GIVEN ENTRIES:
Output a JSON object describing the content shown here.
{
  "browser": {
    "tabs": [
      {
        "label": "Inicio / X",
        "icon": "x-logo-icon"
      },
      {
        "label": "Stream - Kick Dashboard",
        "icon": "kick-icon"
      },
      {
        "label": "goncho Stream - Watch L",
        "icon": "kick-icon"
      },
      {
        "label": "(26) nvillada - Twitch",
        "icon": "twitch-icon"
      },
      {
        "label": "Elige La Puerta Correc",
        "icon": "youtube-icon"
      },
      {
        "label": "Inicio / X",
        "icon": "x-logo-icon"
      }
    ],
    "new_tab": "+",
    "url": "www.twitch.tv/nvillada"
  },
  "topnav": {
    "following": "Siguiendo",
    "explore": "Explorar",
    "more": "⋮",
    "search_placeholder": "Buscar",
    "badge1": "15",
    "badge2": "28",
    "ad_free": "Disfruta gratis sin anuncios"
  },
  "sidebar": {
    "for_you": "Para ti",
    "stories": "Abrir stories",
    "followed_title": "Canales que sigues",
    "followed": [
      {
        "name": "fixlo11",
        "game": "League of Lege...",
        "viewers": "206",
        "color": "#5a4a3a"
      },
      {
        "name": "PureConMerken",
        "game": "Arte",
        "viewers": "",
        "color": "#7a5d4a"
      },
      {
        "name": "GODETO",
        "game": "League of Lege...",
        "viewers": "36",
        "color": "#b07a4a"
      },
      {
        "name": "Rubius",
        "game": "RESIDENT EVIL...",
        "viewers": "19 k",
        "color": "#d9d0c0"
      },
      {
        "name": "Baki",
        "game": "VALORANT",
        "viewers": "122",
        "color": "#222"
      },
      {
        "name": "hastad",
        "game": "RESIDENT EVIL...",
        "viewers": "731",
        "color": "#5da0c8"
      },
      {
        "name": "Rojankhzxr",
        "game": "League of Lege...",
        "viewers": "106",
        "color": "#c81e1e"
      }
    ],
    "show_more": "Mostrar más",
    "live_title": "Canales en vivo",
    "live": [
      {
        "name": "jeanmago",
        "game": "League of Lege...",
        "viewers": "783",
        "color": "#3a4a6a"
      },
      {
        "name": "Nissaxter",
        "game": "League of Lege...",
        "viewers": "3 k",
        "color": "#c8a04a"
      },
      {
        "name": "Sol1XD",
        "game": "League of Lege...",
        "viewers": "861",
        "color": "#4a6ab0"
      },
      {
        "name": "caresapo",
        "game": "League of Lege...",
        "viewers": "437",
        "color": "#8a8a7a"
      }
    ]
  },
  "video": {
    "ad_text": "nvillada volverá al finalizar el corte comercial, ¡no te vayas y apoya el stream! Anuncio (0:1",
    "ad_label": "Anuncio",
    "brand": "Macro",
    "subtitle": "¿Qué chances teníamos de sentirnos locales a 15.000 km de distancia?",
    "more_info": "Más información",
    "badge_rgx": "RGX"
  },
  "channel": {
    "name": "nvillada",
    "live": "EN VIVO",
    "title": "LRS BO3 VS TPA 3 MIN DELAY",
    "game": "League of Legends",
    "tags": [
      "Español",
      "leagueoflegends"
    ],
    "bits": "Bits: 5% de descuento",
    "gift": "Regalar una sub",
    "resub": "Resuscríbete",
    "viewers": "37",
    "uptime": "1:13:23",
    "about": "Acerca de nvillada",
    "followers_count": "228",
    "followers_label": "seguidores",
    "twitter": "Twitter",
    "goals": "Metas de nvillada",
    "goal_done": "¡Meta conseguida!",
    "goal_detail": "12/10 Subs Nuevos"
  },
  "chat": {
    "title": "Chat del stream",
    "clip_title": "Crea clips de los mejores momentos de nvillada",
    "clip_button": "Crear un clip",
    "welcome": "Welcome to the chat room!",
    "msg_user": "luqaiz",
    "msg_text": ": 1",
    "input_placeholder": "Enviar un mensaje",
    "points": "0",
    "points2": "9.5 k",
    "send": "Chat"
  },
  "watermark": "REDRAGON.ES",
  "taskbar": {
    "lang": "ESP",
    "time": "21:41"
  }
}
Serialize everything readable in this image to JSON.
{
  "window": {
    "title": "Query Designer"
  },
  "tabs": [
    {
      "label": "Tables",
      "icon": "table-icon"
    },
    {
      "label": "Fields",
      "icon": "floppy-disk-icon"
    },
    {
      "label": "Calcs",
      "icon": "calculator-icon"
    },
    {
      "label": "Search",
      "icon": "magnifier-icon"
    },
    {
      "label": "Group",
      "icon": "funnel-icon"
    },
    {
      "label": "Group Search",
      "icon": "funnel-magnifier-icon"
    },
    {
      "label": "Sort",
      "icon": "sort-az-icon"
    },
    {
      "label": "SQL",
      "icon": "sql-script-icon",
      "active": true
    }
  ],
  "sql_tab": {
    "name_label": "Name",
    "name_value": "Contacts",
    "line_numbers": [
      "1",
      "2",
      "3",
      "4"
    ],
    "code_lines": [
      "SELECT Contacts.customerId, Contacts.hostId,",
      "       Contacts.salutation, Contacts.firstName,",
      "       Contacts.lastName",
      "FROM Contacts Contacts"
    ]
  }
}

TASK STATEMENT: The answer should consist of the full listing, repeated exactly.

RESPONSE AREA:
Output a JSON object describing the content shown here.
{
  "browser": {
    "tabs": [
      {
        "label": "Inicio / X",
        "icon": "x-logo-icon"
      },
      {
        "label": "Stream - Kick Dashboard",
        "icon": "kick-icon"
      },
      {
        "label": "goncho Stream - Watch L",
        "icon": "kick-icon"
      },
      {
        "label": "(26) nvillada - Twitch",
        "icon": "twitch-icon"
      },
      {
        "label": "Elige La Puerta Correc",
        "icon": "youtube-icon"
      },
      {
        "label": "Inicio / X",
        "icon": "x-logo-icon"
      }
    ],
    "new_tab": "+",
    "url": "www.twitch.tv/nvillada"
  },
  "topnav": {
    "following": "Siguiendo",
    "explore": "Explorar",
    "more": "⋮",
    "search_placeholder": "Buscar",
    "badge1": "15",
    "badge2": "28",
    "ad_free": "Disfruta gratis sin anuncios"
  },
  "sidebar": {
    "for_you": "Para ti",
    "stories": "Abrir stories",
    "followed_title": "Canales que sigues",
    "followed": [
      {
        "name": "fixlo11",
        "game": "League of Lege...",
        "viewers": "206",
        "color": "#5a4a3a"
      },
      {
        "name": "PureConMerken",
        "game": "Arte",
        "viewers": "",
        "color": "#7a5d4a"
      },
      {
        "name": "GODETO",
        "game": "League of Lege...",
        "viewers": "36",
        "color": "#b07a4a"
      },
      {
        "name": "Rubius",
        "game": "RESIDENT EVIL...",
        "viewers": "19 k",
        "color": "#d9d0c0"
      },
      {
        "name": "Baki",
        "game": "VALORANT",
        "viewers": "122",
        "color": "#222"
      },
      {
        "name": "hastad",
        "game": "RESIDENT EVIL...",
        "viewers": "731",
        "color": "#5da0c8"
      },
      {
        "name": "Rojankhzxr",
        "game": "League of Lege...",
        "viewers": "106",
        "color": "#c81e1e"
      }
    ],
    "show_more": "Mostrar más",
    "live_title": "Canales en vivo",
    "live": [
      {
        "name": "jeanmago",
        "game": "League of Lege...",
        "viewers": "783",
        "color": "#3a4a6a"
      },
      {
        "name": "Nissaxter",
        "game": "League of Lege...",
        "viewers": "3 k",
        "color": "#c8a04a"
      },
      {
        "name": "Sol1XD",
        "game": "League of Lege...",
        "viewers": "861",
        "color": "#4a6ab0"
      },
      {
        "name": "caresapo",
        "game": "League of Lege...",
        "viewers": "437",
        "color": "#8a8a7a"
      }
    ]
  },
  "video": {
    "ad_text": "nvillada volverá al finalizar el corte comercial, ¡no te vayas y apoya el stream! Anuncio (0:1",
    "ad_label": "Anuncio",
    "brand": "Macro",
    "subtitle": "¿Qué chances teníamos de sentirnos locales a 15.000 km de distancia?",
    "more_info": "Más información",
    "badge_rgx": "RGX"
  },
  "channel": {
    "name": "nvillada",
    "live": "EN VIVO",
    "title": "LRS BO3 VS TPA 3 MIN DELAY",
    "game": "League of Legends",
    "tags": [
      "Español",
      "leagueoflegends"
    ],
    "bits": "Bits: 5% de descuento",
    "gift": "Regalar una sub",
    "resub": "Resuscríbete",
    "viewers": "37",
    "uptime": "1:13:23",
    "about": "Acerca de nvillada",
    "followers_count": "228",
    "followers_label": "seguidores",
    "twitter": "Twitter",
    "goals": "Metas de nvillada",
    "goal_done": "¡Meta conseguida!",
    "goal_detail": "12/10 Subs Nuevos"
  },
  "chat": {
    "title": "Chat del stream",
    "clip_title": "Crea clips de los mejores momentos de nvillada",
    "clip_button": "Crear un clip",
    "welcome": "Welcome to the chat room!",
    "msg_user": "luqaiz",
    "msg_text": ": 1",
    "input_placeholder": "Enviar un mensaje",
    "points": "0",
    "points2": "9.5 k",
    "send": "Chat"
  },
  "watermark": "REDRAGON.ES",
  "taskbar": {
    "lang": "ESP",
    "time": "21:41"
  }
}
Serialize everything readable in this image to JSON.
{
  "window": {
    "title": "Query Designer"
  },
  "tabs": [
    {
      "label": "Tables",
      "icon": "table-icon"
    },
    {
      "label": "Fields",
      "icon": "floppy-disk-icon"
    },
    {
      "label": "Calcs",
      "icon": "calculator-icon"
    },
    {
      "label": "Search",
      "icon": "magnifier-icon"
    },
    {
      "label": "Group",
      "icon": "funnel-icon"
    },
    {
      "label": "Group Search",
      "icon": "funnel-magnifier-icon"
    },
    {
      "label": "Sort",
      "icon": "sort-az-icon"
    },
    {
      "label": "SQL",
      "icon": "sql-script-icon",
      "active": true
    }
  ],
  "sql_tab": {
    "name_label": "Name",
    "name_value": "Contacts",
    "line_numbers": [
      "1",
      "2",
      "3",
      "4"
    ],
    "code_lines": [
      "SELECT Contacts.customerId, Contacts.hostId,",
      "       Contacts.salutation, Contacts.firstName,",
      "       Contacts.lastName",
      "FROM Contacts Contacts"
    ]
  }
}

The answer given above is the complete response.